I was raised Roman Catholic and while these events no longer impact my faith directly, it has inspired me to look back and relearn the biblical origins of the papacy. While Protestants and Orthodox Christians disagree, Roman Catholics trace the office of the pontiff all the way back to St. Peter, on the explicit instruction of Jesus himself. And did you know there is not just one, but two popes mentioned in the bible? Read on for more.
Continue reading The Pope in the Bible
I’m not one to advertise things, but I saw this and needed to share. I’ve commented before on how much of a sci-fi fan I am (especially Doctor Who– just can’t get enough of that show) and so to mix my two favorite topics would be a dream come true:
The Final Frontier: How Science Fiction Can Teach Us Jewish Philosophy

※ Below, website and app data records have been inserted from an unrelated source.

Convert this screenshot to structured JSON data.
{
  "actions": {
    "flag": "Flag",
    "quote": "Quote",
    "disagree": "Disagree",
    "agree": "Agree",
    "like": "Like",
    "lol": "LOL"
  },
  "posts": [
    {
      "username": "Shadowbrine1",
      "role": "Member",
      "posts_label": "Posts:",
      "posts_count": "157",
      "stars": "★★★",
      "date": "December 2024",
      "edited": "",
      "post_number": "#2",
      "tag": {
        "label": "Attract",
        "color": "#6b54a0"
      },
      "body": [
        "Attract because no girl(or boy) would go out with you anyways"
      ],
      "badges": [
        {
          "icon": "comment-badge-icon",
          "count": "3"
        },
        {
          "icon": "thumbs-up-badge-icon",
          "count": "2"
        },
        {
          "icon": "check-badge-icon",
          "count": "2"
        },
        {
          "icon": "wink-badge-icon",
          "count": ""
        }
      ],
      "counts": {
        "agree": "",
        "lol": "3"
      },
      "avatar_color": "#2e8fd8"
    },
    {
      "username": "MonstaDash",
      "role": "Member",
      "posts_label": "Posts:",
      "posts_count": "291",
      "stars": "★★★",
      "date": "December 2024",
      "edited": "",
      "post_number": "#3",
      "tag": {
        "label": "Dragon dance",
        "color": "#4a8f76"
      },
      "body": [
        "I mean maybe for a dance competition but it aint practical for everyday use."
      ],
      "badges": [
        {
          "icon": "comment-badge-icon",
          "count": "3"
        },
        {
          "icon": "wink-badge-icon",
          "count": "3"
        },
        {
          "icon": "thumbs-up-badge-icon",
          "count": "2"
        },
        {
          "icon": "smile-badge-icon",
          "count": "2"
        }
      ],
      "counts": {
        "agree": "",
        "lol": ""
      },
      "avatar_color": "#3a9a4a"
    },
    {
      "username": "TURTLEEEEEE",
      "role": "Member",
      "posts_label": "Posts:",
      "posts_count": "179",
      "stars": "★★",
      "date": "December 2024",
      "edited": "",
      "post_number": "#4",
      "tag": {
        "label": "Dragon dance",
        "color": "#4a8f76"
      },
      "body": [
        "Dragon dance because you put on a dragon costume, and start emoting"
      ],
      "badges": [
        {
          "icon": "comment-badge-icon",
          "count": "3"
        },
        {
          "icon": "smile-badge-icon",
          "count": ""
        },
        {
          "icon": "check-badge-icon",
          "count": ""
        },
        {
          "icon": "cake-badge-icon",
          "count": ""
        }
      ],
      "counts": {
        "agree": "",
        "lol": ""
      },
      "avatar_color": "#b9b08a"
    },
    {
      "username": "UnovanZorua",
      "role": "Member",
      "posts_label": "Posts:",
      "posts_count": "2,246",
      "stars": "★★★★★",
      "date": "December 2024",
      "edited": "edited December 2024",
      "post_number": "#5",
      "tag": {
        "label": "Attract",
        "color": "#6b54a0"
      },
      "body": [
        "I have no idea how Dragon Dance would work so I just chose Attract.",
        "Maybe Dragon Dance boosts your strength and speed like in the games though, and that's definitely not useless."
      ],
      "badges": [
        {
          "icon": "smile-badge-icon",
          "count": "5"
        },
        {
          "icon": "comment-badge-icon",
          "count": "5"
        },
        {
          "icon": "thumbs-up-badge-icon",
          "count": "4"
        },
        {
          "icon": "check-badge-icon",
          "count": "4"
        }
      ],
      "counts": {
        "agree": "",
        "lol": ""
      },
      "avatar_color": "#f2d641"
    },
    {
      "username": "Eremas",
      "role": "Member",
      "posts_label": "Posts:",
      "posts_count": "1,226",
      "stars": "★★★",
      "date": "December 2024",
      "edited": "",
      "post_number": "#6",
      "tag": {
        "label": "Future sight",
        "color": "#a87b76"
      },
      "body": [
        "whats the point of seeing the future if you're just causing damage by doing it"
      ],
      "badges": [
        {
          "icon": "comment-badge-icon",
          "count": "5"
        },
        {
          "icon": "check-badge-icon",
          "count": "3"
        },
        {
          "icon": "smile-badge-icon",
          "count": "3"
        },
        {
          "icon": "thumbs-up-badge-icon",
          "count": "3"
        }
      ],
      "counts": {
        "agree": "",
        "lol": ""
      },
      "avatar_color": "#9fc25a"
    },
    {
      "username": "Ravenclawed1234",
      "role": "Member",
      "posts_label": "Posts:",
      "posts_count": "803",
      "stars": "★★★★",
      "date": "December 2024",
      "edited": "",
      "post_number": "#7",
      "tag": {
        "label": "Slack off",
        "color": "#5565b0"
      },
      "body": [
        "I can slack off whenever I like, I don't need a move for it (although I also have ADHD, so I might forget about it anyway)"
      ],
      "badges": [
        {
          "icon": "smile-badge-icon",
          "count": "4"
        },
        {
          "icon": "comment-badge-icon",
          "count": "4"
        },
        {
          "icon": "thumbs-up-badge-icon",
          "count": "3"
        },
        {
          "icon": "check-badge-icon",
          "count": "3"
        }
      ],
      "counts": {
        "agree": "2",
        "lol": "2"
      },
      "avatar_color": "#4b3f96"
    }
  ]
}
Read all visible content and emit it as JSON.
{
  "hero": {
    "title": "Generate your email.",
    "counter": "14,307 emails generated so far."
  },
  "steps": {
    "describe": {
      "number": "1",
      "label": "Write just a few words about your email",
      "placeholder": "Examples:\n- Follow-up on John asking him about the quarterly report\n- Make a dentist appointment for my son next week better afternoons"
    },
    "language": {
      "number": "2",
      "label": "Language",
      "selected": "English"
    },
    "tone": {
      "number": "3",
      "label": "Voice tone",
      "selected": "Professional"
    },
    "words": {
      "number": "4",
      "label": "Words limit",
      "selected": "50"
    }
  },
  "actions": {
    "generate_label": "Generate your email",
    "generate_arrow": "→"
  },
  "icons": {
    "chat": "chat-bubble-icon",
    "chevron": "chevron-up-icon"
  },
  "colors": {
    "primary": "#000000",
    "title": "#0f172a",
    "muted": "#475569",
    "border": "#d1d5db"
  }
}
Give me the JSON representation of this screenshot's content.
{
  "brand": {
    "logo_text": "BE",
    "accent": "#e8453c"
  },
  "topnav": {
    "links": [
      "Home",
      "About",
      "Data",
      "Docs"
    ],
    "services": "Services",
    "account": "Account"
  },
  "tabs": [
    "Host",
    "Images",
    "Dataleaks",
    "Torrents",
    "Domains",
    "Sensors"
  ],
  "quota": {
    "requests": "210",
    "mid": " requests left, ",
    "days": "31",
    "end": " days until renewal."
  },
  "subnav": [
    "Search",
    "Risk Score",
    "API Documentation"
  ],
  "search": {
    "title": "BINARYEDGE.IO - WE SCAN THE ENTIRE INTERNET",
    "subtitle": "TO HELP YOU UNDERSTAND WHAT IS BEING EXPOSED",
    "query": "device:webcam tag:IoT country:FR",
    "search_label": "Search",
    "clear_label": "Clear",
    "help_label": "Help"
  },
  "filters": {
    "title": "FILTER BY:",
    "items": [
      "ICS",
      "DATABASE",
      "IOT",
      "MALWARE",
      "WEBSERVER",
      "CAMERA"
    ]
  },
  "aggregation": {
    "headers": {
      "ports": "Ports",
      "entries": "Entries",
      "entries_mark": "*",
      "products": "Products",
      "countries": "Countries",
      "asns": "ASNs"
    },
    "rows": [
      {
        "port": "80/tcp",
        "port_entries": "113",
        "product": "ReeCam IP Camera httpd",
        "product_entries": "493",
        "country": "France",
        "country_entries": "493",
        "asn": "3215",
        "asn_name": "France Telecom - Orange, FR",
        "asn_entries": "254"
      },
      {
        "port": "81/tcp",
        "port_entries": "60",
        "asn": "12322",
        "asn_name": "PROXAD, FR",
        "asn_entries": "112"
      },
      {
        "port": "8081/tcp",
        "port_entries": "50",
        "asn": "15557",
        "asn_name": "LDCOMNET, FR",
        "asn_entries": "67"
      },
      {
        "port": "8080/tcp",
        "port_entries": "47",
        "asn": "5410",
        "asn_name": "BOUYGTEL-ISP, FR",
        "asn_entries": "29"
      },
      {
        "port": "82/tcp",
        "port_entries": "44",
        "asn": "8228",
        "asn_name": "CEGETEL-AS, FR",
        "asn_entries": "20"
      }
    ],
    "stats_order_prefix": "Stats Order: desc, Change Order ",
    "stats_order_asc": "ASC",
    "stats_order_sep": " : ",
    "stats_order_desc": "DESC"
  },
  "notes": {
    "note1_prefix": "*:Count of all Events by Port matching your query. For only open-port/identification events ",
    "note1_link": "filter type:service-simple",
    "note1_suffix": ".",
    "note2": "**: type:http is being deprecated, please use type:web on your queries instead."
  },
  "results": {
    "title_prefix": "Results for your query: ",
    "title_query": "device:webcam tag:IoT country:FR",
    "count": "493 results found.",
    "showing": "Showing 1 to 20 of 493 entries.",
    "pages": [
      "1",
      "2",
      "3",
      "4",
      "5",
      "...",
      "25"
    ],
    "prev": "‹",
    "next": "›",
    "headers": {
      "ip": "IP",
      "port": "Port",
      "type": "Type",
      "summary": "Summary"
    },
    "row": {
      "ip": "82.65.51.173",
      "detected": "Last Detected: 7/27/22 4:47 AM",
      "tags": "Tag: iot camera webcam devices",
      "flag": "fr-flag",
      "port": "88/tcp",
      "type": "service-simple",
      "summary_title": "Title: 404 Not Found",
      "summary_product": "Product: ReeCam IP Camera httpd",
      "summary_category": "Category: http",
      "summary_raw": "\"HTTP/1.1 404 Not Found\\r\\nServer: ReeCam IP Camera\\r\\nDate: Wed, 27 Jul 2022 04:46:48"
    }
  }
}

With Rabbi Rachel Gurevitz
Begins Sunday, October 7, 2012 through Nov 18.
Sundays, 9:15 am – 10:15 am – First Semester
Free for CBS Members $36 Non Members
Join Rabbi Rachel Gurevitz as we boldly go where no one has gone before… as we explore Science Fiction TV episodes and their surprising connection to Jewish thought. Who are we? Why are we here? What is the soul? What is the source of Good and Evil in the world? We’ll explore these questions and more as we travel several million light years together. No previous knowledge of Sci-Fi required!
This is at Congregation B’nai Shalom in Westborough, MA. Address is in the above link.
To be clear: I have never been to this schule (and can I really commute 45 minutes on a Sunday morning?), but for any Boston-based Jewish geeks out there, this may be for you.
As research for possible future posts, I’ve been examining money matters in the bible: how money is used, what it’s worth, taxation, and tithing. The bible says a surprising amount about money and I’m enjoying the nuances between some of the Old and New Testament ideas. If you’re crazy like I am, it’s fantastic reading.
As we enter an election season in the US, tax reform is a topic that keeps coming up. One of the reforms proposed is the so-called “Buffett Rule“. Named for billionaire Warren Buffett, it centers on the idea that the wealthy shouldn’t pay less in taxes (as a percentage) than those in the lower classes. It’s an important idea and one that has many ramifications, but if you want to learn about them I recommend finding a good economics blog.
The question that I had never thought to ask was, “Does the bible support unequal taxation of the rich and poor?” Until today.
Read on for the answer.
Continue reading The Bible and the Buffett Rule
Translation is a difficult business with religion and it’s something I spend a great deal of time thinking about. The words we use in English are only pale translations of the Hebrew, Aramaic, Greek, or Latin originals. We trust that great scholars put together these translations and yet what we are left with is many approximations of the original source texts. As scholarship continues, these translations get better and better in some ways, but choices are always made: do you keep the meter of the poetry or the meaning? Wordplay is lost. Balances must be struck between technical accuracy and understandable English. Do you use an exact uncommon word? Or a close-enough common one?
This weekend, this challenge will be understood first-hand by English speaking Roman Catholics in the United States. For the first time, a new translation of the liturgy will be used in services. This new Third Edition of the Roman Missal, first established by Pope Paul IV in 1970, includes many changes which are intended to bring the words closer to their meaning in the original Latin.
The downside? More difficult vocabulary. Do you know what “consubstantial” means? Me, neither. Read on for more!
Continue reading New Roman Missal Translation